The RDSP, or the Registered Disability Savings Plan, is a unique savings plan specifically designed for people under the age of 60 with disabilities in Canada.  It is the first of its kind in the world, and includes a government grant and bond (depending on income).  If the person with a disability qualifies for the Disability Tax Credit – they don’t even need any money to open an RDSP and the government (dependent on the person’s age) will still contribute $1000 annually for up to 20 years! This plan allows savings to grow in a tax-deferred environment where anyone can contribute to the plan, including family, friends, neighbours, groups, and sponsors.
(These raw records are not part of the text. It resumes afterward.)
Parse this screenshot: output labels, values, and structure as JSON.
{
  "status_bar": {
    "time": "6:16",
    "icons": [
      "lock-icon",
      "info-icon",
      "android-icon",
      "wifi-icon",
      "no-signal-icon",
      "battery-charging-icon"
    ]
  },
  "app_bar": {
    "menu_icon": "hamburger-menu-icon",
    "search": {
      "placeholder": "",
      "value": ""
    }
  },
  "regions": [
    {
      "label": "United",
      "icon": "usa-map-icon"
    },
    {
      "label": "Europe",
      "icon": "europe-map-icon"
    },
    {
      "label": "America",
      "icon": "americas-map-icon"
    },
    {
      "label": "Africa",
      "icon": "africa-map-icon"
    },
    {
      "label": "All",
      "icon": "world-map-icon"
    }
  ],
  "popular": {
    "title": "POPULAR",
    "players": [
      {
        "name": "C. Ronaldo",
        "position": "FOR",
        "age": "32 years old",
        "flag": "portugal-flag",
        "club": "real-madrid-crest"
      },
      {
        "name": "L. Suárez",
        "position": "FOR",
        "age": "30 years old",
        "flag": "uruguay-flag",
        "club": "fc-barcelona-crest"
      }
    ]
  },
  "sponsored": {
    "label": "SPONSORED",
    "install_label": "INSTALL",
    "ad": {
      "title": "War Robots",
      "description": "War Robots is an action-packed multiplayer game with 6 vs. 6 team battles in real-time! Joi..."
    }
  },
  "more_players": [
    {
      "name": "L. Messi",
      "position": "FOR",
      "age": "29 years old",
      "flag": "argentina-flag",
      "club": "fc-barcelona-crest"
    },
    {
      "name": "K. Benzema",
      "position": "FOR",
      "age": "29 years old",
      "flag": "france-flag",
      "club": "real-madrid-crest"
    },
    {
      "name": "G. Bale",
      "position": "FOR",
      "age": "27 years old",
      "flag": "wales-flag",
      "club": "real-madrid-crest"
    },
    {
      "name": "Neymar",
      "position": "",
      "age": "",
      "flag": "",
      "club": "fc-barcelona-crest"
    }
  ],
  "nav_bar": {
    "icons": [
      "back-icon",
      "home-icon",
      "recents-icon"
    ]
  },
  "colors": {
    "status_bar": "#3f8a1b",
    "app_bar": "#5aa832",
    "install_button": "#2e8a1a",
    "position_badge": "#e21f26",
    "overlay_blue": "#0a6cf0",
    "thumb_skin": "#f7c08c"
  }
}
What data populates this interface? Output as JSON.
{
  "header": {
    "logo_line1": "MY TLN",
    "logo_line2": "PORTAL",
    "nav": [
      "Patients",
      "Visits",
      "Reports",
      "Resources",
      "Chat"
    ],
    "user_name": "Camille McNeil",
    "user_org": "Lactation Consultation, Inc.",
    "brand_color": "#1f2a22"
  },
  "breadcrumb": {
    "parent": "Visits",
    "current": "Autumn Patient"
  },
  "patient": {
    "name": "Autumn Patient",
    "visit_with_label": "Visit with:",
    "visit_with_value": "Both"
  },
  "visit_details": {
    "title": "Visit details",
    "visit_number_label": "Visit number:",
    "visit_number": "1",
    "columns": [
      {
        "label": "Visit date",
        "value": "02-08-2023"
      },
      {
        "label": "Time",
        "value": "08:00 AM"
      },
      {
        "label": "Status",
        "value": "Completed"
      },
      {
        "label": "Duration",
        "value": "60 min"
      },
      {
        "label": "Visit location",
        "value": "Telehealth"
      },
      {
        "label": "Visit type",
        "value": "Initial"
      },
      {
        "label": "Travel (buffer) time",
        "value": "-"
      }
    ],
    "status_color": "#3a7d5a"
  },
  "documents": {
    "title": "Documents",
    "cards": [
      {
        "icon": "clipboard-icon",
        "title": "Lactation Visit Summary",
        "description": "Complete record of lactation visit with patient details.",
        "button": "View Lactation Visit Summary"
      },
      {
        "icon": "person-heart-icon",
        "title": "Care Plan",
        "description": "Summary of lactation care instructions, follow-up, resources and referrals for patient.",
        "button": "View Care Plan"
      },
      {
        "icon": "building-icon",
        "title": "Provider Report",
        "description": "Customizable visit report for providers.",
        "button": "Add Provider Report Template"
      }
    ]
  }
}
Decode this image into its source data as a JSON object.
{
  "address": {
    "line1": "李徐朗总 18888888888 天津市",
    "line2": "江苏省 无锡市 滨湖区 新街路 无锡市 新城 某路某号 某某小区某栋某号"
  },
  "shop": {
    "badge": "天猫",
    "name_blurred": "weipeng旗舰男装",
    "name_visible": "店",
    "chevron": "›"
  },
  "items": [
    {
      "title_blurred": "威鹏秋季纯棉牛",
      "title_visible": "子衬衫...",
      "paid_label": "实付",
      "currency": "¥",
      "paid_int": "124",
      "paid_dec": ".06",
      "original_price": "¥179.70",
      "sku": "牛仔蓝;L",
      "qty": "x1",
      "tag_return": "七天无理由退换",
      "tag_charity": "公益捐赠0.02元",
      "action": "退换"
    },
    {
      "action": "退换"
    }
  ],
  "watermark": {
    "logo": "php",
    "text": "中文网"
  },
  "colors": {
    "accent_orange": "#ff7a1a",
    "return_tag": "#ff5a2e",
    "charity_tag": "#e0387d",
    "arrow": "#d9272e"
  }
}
It is a powerful tool for securing the financial stability for the future.  To find out more about how the RDSP may change the life of your loved-one with a disability go to to find an info session in your area!

Visit <>;  to attend a free information session near you.


Posted in The First Perspective: Canada’s Source for News About Indigenous People